Another interesting dimension to the argument is whether men should be allowed to engage in feminist discourse in any way. Megan Mackin has posited that academics like Stoltenberg have "appropriated feminism, women's oppression and Andrea (Dworkin)'s voice" and that act has left feminism open to "being discredited by those who find women irritating" because they challenge male entitlement. Essentially men who use feminist ideas are "fetishizing" them and transwomen are also doing this to gain advantage and be accepted more easily. So when I was "presenting" or being perceived as an effeminate gay male I wrote my University essays using feminist ideas to ridicule male satire and to highlight the Establishment etiquette rules that Jane Austen and Aphra Behn wanted to get their readers/audience to challenge through appreciation of their texts. Was I also appropriating feminist voices to do this? What about now that I have "come out" as a transwoman? Can I still be accused of appropriation? I believe men have a place within feminist discourse, particularly if they help to contribute new ideas as to how to help to reduce rape rates or to improve representation within boardrooms and the debating chamber of the House of Commons.

Transfeminists and activists need to do their part to dispel some of the myths perpetuated by TERFs. Some TERFs hate the term itself being used because they see it as derogative and "misogynistic", so perhaps using a different term such as "trans hating radical feminist" or "Biological Radical Feminist" might make them feel better. It's true there are trans people who are rapists and probably use their transitioning process to rape women within their own spaces. But there are women who pretend to be men to rape women too. There are even lesbian radical feminists who are rapists. Let's not pretend that there aren't rapists within certain communities because no matter how you label yourself, whether through gender, biology, sexuality, political/theoretical association, I can guarantee you there is at least 1 person that self-defines that way who is a rapist.  Not every transfeminist wants to invade biologically born women's only spaces, especially when it comes to issues of domestic abuse and sexual assault. Trans people do need treatment too when they are victims of domestic abuse. Charities cannot turn their back on them just because they were not born biologically female. Perhaps there needs to be segregated units for those women who would be afraid of engagement with trans women if one had abused them in the first place. But let's not pretend the only domestic abuse victims who need our help are cis gendered women!

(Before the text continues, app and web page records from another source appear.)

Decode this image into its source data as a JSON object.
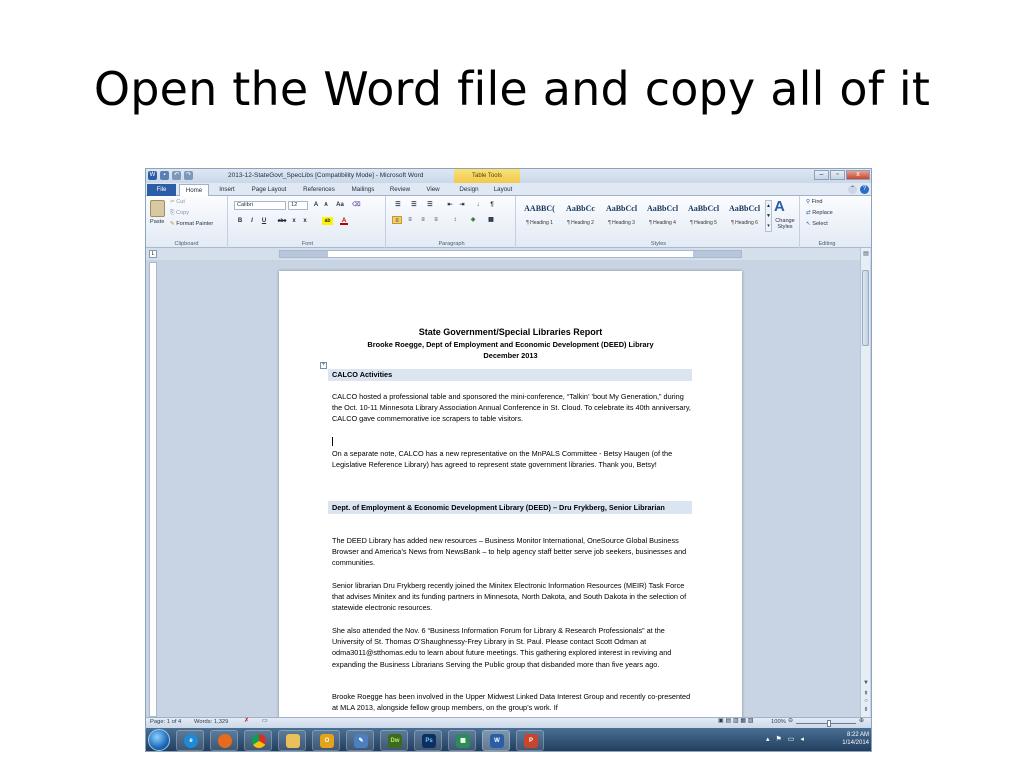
{
  "slide": {
    "title": "Open the Word file and copy all of it"
  },
  "window": {
    "title": "2013-12-StateGovt_SpecLibs [Compatibility Mode] - Microsoft Word",
    "context_tab": "Table Tools",
    "minimize": "–",
    "restore": "▫",
    "close": "x"
  },
  "tabs": [
    "File",
    "Home",
    "Insert",
    "Page Layout",
    "References",
    "Mailings",
    "Review",
    "View",
    "Design",
    "Layout"
  ],
  "ribbon": {
    "clipboard": {
      "paste": "Paste",
      "cut": "Cut",
      "copy": "Copy",
      "format_painter": "Format Painter",
      "label": "Clipboard"
    },
    "font": {
      "name": "Calibri",
      "size": "12",
      "grow": "A",
      "shrink": "A",
      "case": "Aa",
      "bold": "B",
      "italic": "I",
      "underline": "U",
      "strike": "abc",
      "subscript": "x",
      "superscript": "x",
      "highlight": "ab",
      "color": "A",
      "label": "Font"
    },
    "paragraph": {
      "label": "Paragraph",
      "pilcrow": "¶"
    },
    "styles": {
      "label": "Styles",
      "items": [
        {
          "sample": "AABBC(",
          "name": "¶ Heading 1"
        },
        {
          "sample": "AaBbCc",
          "name": "¶ Heading 2"
        },
        {
          "sample": "AaBbCcl",
          "name": "¶ Heading 3"
        },
        {
          "sample": "AaBbCcl",
          "name": "¶ Heading 4"
        },
        {
          "sample": "AaBbCcl",
          "name": "¶ Heading 5"
        },
        {
          "sample": "AaBbCcl",
          "name": "¶ Heading 6"
        }
      ],
      "change_styles": "Change Styles"
    },
    "editing": {
      "find": "Find",
      "replace": "Replace",
      "select": "Select",
      "label": "Editing"
    }
  },
  "document": {
    "title": "State Government/Special Libraries Report",
    "subtitle": "Brooke Roegge, Dept of Employment and Economic Development (DEED) Library",
    "date": "December 2013",
    "section1_heading": "CALCO Activities",
    "section1_p1": "CALCO hosted a professional table and sponsored the mini-conference, “Talkin’ ’bout My Generation,” during the Oct. 10-11 Minnesota Library Association Annual Conference in St. Cloud. To celebrate its 40th anniversary, CALCO gave commemorative ice scrapers to table visitors.",
    "section1_p2": "On a separate note, CALCO has a new representative on the MnPALS Committee - Betsy Haugen (of the Legislative Reference Library) has agreed to represent state government libraries. Thank you, Betsy!",
    "section2_heading": "Dept. of Employment & Economic Development Library (DEED) – Dru Frykberg, Senior Librarian",
    "section2_p1": "The DEED Library has added new resources – Business Monitor International, OneSource Global Business Browser and America’s News from NewsBank – to help agency staff better serve job seekers, businesses and communities.",
    "section2_p2": "Senior librarian Dru Frykberg recently joined the Minitex Electronic Information Resources (MEIR) Task Force that advises Minitex and its funding partners in Minnesota, North Dakota, and South Dakota in the selection of statewide electronic resources.",
    "section2_p3": "She also attended the Nov. 6 “Business Information Forum for Library & Research Professionals” at the University of St. Thomas O’Shaughnessy-Frey Library in St. Paul. Please contact Scott Odman at odma3011@stthomas.edu to learn about future meetings. This gathering explored interest in reviving and expanding the Business Librarians Serving the Public group that disbanded more than five years ago.",
    "section2_p4": "Brooke Roegge has been involved in the Upper Midwest Linked Data Interest Group and recently co-presented at MLA 2013, alongside fellow group members, on the group’s work. If"
  },
  "status": {
    "page": "Page: 1 of 4",
    "words": "Words: 1,329",
    "zoom": "100%"
  },
  "taskbar": {
    "apps": [
      "internet-explorer",
      "firefox",
      "chrome",
      "file-explorer",
      "outlook",
      "pen-tool",
      "dreamweaver",
      "photoshop",
      "spreadsheet",
      "word",
      "powerpoint"
    ],
    "labels": {
      "dreamweaver": "Dw",
      "photoshop": "Ps",
      "word": "W",
      "powerpoint": "P"
    },
    "time": "8:22 AM",
    "date": "1/14/2014"
  }
}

Feminism has had a bad press in the past thanks to a select group of individuals who decided to hijack the ideology and focus on trying to posit crazy futures where men are downgraded to the status of baby making semen dispensers and trans women should be seen only as part of the supporting act within the movement if allowed to express an opinion within it. Now I can imagine that some TERFs will say "oh we're being misogynistic" because we're highlighting them for serious critique. If feminism, especially radical feminism is to make it's mark in the 21st century, we have to move away from endless semantic smackdowns and an overfocus on the theoretical rather than practical applications.  There are many men and women wishing to be part of the movement, so let's be inclusive, compassionate and collaborative to reach workable solutions that can make a difference to everyone's lives. Such as helping protect funding for domestic abuse charities, improving Sex and Relationships education for secondary school students and to be supportive by encouraging, not shaming Muslim feminists who are trying to push for reforms in the Middle East and Asia to secure voting rights or abortion rights for those women who have been sidelined for many generations. TERFs have to be willing to work with us to achieve a compassionate sense of Feminism; if not, they may not be the best advocates to take our cause forward. "Deeds, Not Words" was the war cry of Emmeline Pankhurst and the Suffragette movement; maybe it's time to take on this banner once again and prove feminism has something valuable to offer: Hope, not Hatred.